He had three steals in the second quarter and that as much as anything was a catalyst to help the Lakers win their fifth consecutive game.


“You saw that energy, man,” LeBron James said. “Right now, without fans in Staples Center, which we miss so much, man, just having a defender like ‘Dennis the Menace’ did, being able to pick up full court and get like two or three consecutive steals or deflections, get us out on the break. He got us right back into the game. Big time on his part, man. He’s been doing that all year for us and it takes the opposing offense out of a lot of stuff that they want to do, either coming out of a timeout having a set play and being able to disrupt that with Dennis being on the ball. It just leads to a lot of energy for our ballclub.”

Brandon Ingram showed he’s improved since being part of the Anthony Davis trade, but he couldn’t stop the Lakers from beating the Pelicans 112-95.

Jan. 15, 2021

Kentavious Caldwell-Pope took on the same defensive challenge as Schroder by picking up Brandon Ingram as time was running out in the first half. Caldwell-Pope harassed Ingram enough that he lost control of the ball.

By the time Ingram secured the ball in his hands, Schroder had run over to double-team him, causing the Pelicans forward to get his shot off after the buzzer had sounded to end the first half.

As Schroder lay prone on the court, James, who was on the bench resting, was the first Laker to run over to pick up his teammate off the court.
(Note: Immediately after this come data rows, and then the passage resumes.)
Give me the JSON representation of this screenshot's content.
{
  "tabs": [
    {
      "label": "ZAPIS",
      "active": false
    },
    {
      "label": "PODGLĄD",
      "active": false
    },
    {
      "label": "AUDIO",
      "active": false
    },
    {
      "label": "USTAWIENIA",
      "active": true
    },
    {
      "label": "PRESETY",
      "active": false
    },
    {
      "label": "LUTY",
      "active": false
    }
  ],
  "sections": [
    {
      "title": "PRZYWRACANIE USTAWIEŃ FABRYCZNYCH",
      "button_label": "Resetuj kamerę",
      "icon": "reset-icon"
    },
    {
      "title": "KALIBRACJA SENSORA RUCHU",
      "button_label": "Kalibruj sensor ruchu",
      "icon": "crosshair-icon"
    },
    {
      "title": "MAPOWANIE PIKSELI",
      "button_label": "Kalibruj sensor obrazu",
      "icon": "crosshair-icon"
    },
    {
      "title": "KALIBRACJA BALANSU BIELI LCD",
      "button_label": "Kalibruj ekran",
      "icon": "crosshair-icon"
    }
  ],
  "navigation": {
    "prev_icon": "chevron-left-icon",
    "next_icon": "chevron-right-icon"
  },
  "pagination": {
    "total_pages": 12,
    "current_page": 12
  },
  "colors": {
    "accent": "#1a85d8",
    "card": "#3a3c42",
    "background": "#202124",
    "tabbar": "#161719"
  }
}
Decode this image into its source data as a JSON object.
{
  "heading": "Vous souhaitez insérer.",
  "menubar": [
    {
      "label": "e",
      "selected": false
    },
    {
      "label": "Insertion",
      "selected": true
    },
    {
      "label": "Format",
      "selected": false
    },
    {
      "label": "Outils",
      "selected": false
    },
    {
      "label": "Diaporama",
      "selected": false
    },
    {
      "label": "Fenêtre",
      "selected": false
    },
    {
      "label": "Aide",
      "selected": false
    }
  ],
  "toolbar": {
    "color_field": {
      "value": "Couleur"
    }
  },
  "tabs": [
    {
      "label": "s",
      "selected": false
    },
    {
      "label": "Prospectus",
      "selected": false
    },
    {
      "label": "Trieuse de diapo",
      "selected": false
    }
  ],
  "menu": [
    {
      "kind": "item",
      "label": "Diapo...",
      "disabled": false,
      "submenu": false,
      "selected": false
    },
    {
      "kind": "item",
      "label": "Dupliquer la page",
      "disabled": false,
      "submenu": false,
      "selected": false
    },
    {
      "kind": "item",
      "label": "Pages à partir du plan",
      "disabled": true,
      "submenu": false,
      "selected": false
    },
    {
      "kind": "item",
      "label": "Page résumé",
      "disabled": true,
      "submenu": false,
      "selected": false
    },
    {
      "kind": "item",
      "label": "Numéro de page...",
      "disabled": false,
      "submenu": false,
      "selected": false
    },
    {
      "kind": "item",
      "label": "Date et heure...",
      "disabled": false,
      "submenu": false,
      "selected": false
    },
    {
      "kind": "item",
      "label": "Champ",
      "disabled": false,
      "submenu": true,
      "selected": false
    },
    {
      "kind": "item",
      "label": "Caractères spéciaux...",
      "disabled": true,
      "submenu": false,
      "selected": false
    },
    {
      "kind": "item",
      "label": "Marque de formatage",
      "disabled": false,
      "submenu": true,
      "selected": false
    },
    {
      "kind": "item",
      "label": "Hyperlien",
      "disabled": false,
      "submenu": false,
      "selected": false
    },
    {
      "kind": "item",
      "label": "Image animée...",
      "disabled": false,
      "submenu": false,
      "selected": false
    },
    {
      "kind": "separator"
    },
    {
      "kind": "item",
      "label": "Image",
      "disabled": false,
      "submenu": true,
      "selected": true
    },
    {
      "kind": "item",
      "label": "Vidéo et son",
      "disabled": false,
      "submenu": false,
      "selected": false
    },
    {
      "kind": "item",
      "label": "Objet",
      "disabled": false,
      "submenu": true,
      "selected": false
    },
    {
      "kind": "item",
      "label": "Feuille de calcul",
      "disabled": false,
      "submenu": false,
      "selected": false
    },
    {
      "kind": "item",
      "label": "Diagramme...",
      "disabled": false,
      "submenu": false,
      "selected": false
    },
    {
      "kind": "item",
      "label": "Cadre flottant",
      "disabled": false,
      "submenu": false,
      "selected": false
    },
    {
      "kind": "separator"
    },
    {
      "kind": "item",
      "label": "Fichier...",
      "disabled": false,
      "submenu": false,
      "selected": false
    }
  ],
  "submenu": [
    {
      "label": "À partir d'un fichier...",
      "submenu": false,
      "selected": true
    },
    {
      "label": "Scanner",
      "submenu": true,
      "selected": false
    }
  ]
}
Then Anthony Davis grabbed Schroder by the other hand and both Davis and James picked up their brother, both of them showing appreciation for the all-out effort they were seeing from the guard.
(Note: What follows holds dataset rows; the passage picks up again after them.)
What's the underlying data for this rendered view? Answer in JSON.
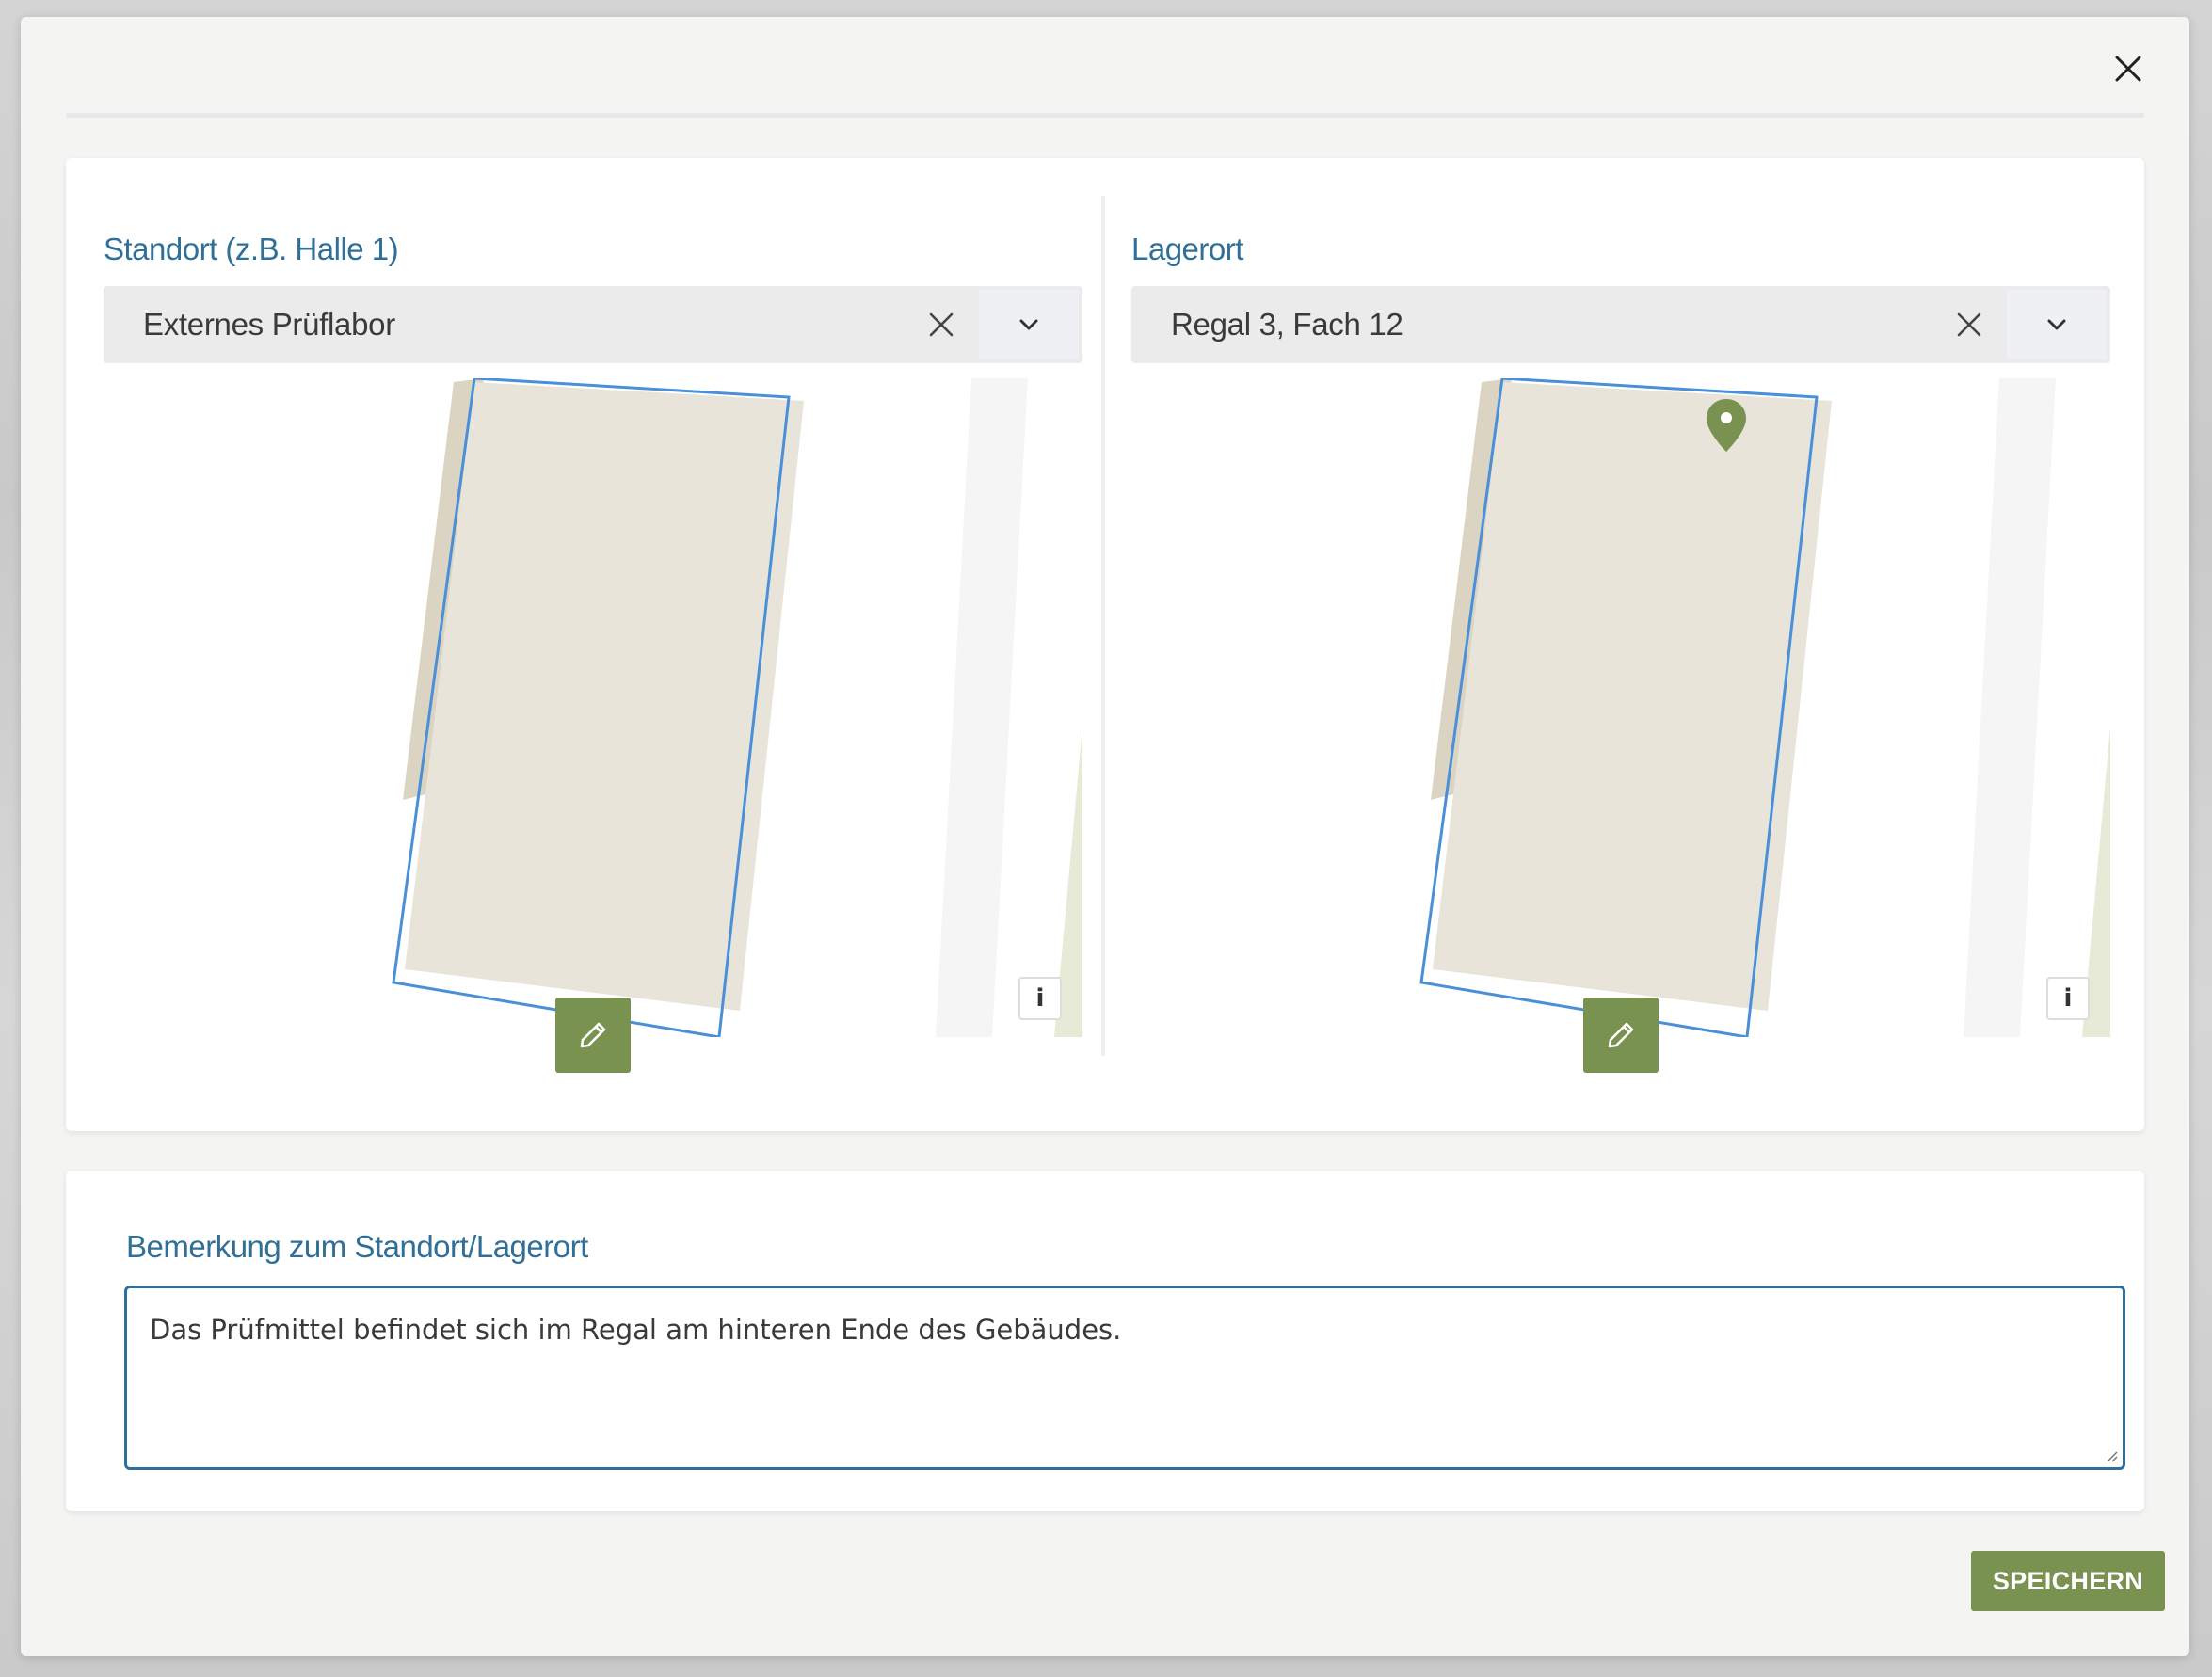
{
  "location_field": {
    "label": "Standort (z.B. Halle 1)",
    "value": "Externes Prüflabor"
  },
  "storage_field": {
    "label": "Lagerort",
    "value": "Regal 3, Fach 12"
  },
  "remark_field": {
    "label": "Bemerkung zum Standort/Lagerort",
    "value": "Das Prüfmittel befindet sich im Regal am hinteren Ende des Gebäudes."
  },
  "map": {
    "info_label": "i"
  },
  "actions": {
    "save_label": "SPEICHERN"
  },
  "colors": {
    "accent_blue": "#2f6f98",
    "accent_green": "#7a9250",
    "building_fill": "#e8e4da",
    "building_outline": "#4a90d9"
  }
}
Schroder started to change the complexion of the game for the Lakers when he ripped the ball away from Pelicans point guard Nickeil Alexander-Walker for a steal.
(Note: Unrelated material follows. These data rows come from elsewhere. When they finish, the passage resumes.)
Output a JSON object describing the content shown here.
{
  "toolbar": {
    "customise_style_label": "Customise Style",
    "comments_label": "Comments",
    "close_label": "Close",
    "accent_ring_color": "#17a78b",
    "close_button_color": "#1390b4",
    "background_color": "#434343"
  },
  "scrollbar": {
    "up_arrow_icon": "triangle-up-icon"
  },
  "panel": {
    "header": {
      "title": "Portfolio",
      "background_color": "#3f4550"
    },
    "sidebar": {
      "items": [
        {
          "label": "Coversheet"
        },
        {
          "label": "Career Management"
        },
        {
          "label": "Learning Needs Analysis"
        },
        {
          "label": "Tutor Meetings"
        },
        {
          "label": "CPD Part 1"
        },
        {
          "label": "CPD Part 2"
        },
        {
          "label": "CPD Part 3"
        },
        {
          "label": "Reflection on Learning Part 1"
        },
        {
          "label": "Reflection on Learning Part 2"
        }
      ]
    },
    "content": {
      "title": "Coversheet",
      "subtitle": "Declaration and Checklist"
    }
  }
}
Highlights from the Lakers’ 112-95 victory over the New Orleans Pelicans on Friday night.


On New Orleans’ next possession, Schroder stole the ball form Alexander-Walker again.

It was obvious that Alexander-Walker was rattled, as were the Pelicans, because he no longer handled the ball for the rest of the second quarter.

Schroder’s three steals in the quarter tied his career high for the most rips in any quarter and it helped the Lakers trim a 45-30 deficit to one point, 58-57, at the half.

“It started with D.S.’ ball pressure,” Davis said about Schroder. “He got two back-to-back steals. He kind of got us going. We fed off his energy.”

After hustling for a loose ball, Schroder eventually found Caldwell-Pope on the wing for a three-pointer that forced the Pelicans to call a timeout.

The Lakers’ 2020 NBA championship rings may have cost more than $20,000 each and feature nods to Kobe Bryant and the unique challenges the season presented.

Jan. 15, 2021

But before he left the court, Schroder and Eric Bledsoe were face to face, neither backing down, until James pulled his teammate away. Schroder slowly walked back to the Lakers’ bench.

When his night was over, Schroder had been a thorn in the side of the Pelicans.

He was also on point on offense, scoring 12 points, collecting five rebounds and handing out four assists.


“The fight that he showed, picking up full court, getting those two turnovers, really creating some havoc for their offense really positioned us to do what we did in the second half,” Lakers coach Frank Vogel said. “It’s a one-point game at halftime. It could’ve been a 10-, 15-point differential. And I think Dennis was critical in that stretch.”